To interrogate the impact of Nigeria's political leadership governance within;
To determine the nexus of Nigeria's National Anthem and Pledge and national development outcomes.
The paper intends to answer the following research questions:
What are the roles of political leadership in Nigeria's national development?
Can the National Anthem and Pledge give meaning to Nigeria's collective interest?
The research methodology for this paper follows qualitative research method, using narrative and interpretive content analysis for this study.
Vroom and Yetton (1973:24) describe leadership as decision making. They assert that leadership is the responsibility of making decisions as to who gets what, when and how in the society. Darth (2001:16) sees it as an alignment between leaders and followers' ideas towards a good outcome. Darth holds that leadership is all about arriving at a conclusion based on the initiatives of the leaders and the followers. Thus, leadership is the art of leading a group of people for the purpose of providing the greater good for the greatest number of people.
Political leadership is: i) democratically elected ii) representatives who iii) are vulnerable to des-election, and iv) operate within, as well as influence a constitutional and legal framework. Their source of authority is v) a mandate: 'permission to govern granted by electorates... upon the decisive outcome of an election' (Chambers dictionary, 1993 as cited in Morrell & Hartley, 2006). Political leaders are democratically elected representatives that rule within the framework of the constitution. This definition favours only political leaders who are elected, while excluding those appointed and leaders who must have emerged through coup, in the case of the military. This definition is narrow in as much as it confines political leadership to only elected representatives of the people.
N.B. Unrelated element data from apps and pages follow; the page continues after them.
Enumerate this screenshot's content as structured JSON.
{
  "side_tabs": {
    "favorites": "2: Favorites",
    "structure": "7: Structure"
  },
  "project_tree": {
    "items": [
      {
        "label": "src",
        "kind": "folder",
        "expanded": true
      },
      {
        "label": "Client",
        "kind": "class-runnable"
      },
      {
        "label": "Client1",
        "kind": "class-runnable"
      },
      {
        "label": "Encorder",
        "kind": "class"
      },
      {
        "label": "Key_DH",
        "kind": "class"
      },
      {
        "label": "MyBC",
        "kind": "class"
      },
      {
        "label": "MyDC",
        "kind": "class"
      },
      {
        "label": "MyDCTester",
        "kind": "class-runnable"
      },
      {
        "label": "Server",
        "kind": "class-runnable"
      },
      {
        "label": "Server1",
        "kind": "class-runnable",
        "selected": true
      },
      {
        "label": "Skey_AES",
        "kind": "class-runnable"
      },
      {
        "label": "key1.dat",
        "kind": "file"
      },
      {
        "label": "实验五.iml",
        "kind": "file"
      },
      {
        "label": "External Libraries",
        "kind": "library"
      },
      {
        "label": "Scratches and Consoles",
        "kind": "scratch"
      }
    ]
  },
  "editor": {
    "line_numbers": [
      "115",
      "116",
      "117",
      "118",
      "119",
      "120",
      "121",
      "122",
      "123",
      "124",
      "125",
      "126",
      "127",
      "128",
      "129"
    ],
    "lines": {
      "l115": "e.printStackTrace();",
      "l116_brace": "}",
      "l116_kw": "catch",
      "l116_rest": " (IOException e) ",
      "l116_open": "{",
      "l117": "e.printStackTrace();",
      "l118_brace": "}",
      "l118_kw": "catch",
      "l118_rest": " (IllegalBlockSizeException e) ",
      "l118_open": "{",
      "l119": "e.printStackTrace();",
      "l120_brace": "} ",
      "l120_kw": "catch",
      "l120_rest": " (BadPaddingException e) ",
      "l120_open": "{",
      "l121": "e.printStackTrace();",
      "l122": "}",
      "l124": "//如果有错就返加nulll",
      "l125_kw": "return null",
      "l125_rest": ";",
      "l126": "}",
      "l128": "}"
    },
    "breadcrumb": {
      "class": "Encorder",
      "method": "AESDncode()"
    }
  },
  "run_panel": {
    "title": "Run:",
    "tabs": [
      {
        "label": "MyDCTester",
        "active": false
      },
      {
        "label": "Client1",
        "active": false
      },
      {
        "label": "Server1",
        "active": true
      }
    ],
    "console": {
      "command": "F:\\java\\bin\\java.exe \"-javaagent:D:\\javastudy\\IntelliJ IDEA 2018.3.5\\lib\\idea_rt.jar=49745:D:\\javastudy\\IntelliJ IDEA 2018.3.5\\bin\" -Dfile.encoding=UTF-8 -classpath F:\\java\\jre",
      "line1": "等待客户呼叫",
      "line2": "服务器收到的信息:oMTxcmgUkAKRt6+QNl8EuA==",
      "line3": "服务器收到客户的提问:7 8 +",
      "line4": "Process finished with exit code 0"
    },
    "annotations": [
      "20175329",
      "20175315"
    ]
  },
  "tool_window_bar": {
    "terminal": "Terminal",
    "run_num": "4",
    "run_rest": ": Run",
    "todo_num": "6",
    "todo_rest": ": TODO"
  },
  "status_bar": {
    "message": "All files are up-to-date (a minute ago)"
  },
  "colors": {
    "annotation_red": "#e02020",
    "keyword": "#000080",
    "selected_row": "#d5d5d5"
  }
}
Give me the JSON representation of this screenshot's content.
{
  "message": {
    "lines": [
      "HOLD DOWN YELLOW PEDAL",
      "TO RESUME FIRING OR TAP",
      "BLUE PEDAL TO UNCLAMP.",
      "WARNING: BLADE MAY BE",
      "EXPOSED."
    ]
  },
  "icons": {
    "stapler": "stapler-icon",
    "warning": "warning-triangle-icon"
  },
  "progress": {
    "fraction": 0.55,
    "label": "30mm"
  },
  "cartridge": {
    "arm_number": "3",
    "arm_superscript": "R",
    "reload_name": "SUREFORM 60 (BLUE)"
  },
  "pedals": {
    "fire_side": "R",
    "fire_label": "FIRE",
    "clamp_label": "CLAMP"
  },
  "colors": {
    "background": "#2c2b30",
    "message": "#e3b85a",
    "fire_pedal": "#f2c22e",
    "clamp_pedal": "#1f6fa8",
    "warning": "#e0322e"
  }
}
However, Ogbeidi (2012:4) notes that political leadership as the ruling class bears the responsibility of managing the affairs and resources of a political entity by setting and influencing policy priorities affecting the territory through different decision-making structures and institutions created for the orderly development of the territory. Further, Ogbeidi believes that political leadership is the governing elite that manage the affairs and resources of a community, nation or country by making and implementing policies that bring about development. This definition is a broad one, as it reveals that political leadership entails the ruling elite whether they are elected or not, inasmuch as they bear the responsibility of managing the affairs and resources of an independent political entity.
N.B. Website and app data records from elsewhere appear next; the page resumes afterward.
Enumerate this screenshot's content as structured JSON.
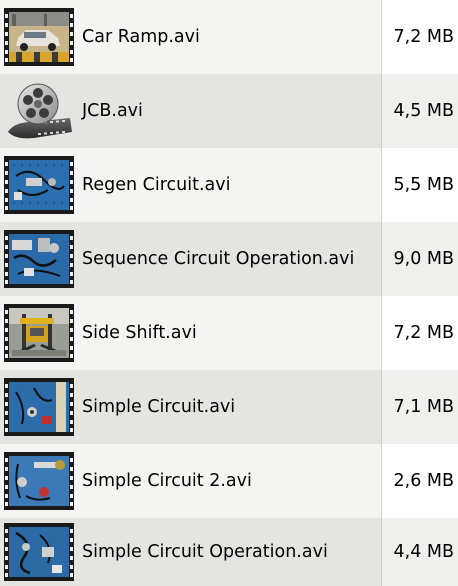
{
  "files": [
    {
      "name": "Car Ramp.avi",
      "size": "7,2 MB",
      "icon": "video-thumbnail-car-ramp-icon"
    },
    {
      "name": "JCB.avi",
      "size": "4,5 MB",
      "icon": "film-reel-icon"
    },
    {
      "name": "Regen Circuit.avi",
      "size": "5,5 MB",
      "icon": "video-thumbnail-circuit-icon"
    },
    {
      "name": "Sequence Circuit Operation.avi",
      "size": "9,0 MB",
      "icon": "video-thumbnail-circuit-icon"
    },
    {
      "name": "Side Shift.avi",
      "size": "7,2 MB",
      "icon": "video-thumbnail-forklift-icon"
    },
    {
      "name": "Simple Circuit.avi",
      "size": "7,1 MB",
      "icon": "video-thumbnail-circuit-icon"
    },
    {
      "name": "Simple Circuit 2.avi",
      "size": "2,6 MB",
      "icon": "video-thumbnail-circuit-icon"
    },
    {
      "name": "Simple Circuit Operation.avi",
      "size": "4,4 MB",
      "icon": "video-thumbnail-circuit-icon"
    }
  ]
}
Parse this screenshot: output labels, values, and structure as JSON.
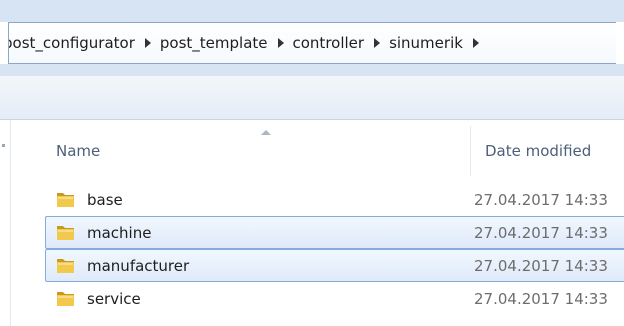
{
  "breadcrumb": {
    "items": [
      {
        "label": "post_configurator"
      },
      {
        "label": "post_template"
      },
      {
        "label": "controller"
      },
      {
        "label": "sinumerik"
      }
    ]
  },
  "columns": {
    "name": "Name",
    "date_modified": "Date modified"
  },
  "files": [
    {
      "name": "base",
      "date": "27.04.2017 14:33",
      "icon": "folder-icon",
      "selected": false
    },
    {
      "name": "machine",
      "date": "27.04.2017 14:33",
      "icon": "folder-icon",
      "selected": true
    },
    {
      "name": "manufacturer",
      "date": "27.04.2017 14:33",
      "icon": "folder-icon",
      "selected": true
    },
    {
      "name": "service",
      "date": "27.04.2017 14:33",
      "icon": "folder-icon",
      "selected": false
    }
  ],
  "colors": {
    "selection_fill": "#dfeafa",
    "selection_border": "#84acdd",
    "chrome": "#d6e4f3",
    "folder": "#e8b93a"
  }
}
A National anthem is a generally patriotic musical composition that evokes and eulogizes the history, traditions and struggles of its people, recognized either by a nation's government as the official national song, or by convention through use by the people (Bristow 2006). Furthermore, the national anthem is a self-identifying musical symbol of nation, country, nationstate, a people or an area with a self-identifying populace who regard themselves as a nation.
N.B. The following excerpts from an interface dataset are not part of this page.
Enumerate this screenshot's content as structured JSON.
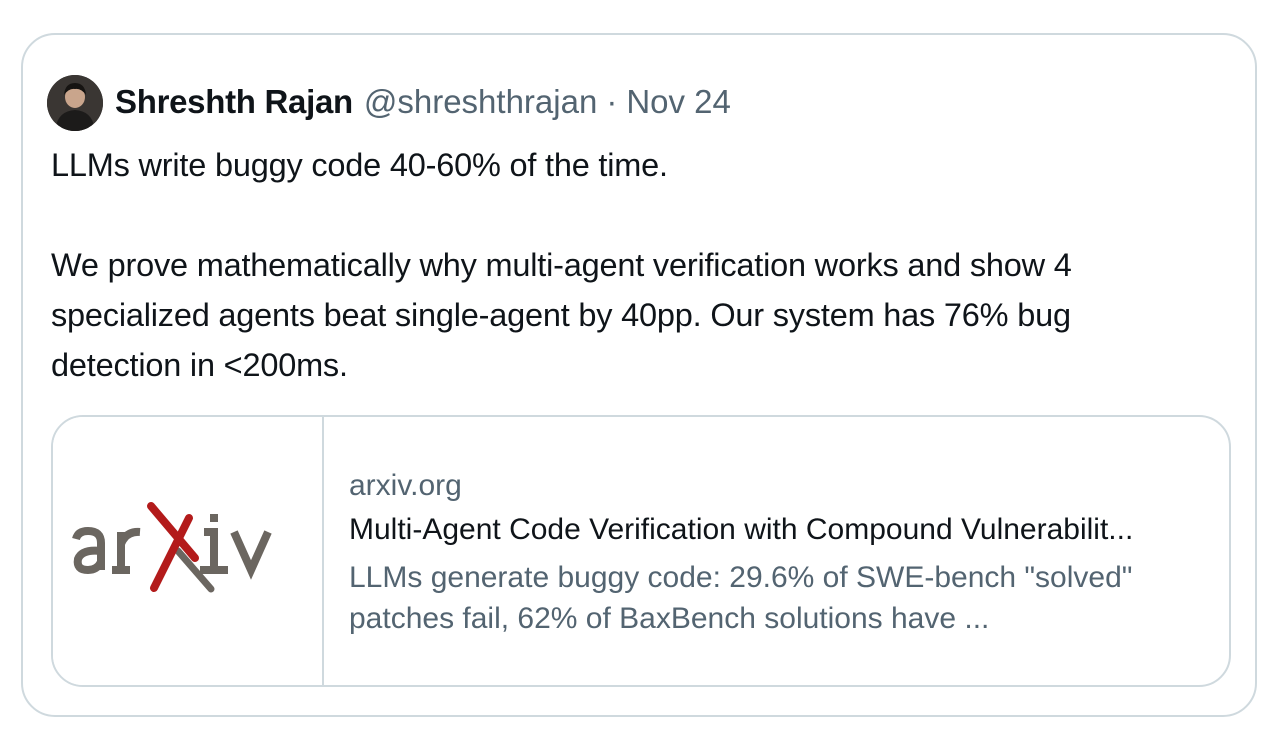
{
  "tweet": {
    "author_name": "Shreshth Rajan",
    "handle": "@shreshthrajan",
    "separator": "·",
    "date": "Nov 24",
    "paragraphs": [
      "LLMs write buggy code 40-60% of the time.",
      "We prove mathematically why multi-agent verification works and show 4",
      "specialized agents beat single-agent by 40pp. Our system has 76% bug",
      "detection in <200ms."
    ]
  },
  "link_card": {
    "domain": "arxiv.org",
    "title": "Multi-Agent Code Verification with Compound Vulnerabilit...",
    "description_lines": [
      "LLMs generate buggy code: 29.6% of SWE-bench \"solved\"",
      "patches fail, 62% of BaxBench solutions have ..."
    ],
    "thumbnail_logo": "arxiv",
    "logo_text_color": "#6b6660",
    "logo_x_color": "#b31b1b"
  },
  "colors": {
    "primary_text": "#0f1419",
    "secondary_text": "#536471",
    "border": "#cfd9de"
  }
}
The National Pledge is an oath of allegiance to a nation, nation-state, country, people or formal and informal nation. It is recited in schools during assemblies, Independence Day, and official government functions. A nation begins and is sustained with patriotism of the citizenry. As with when reading a love poem, the National Anthem and...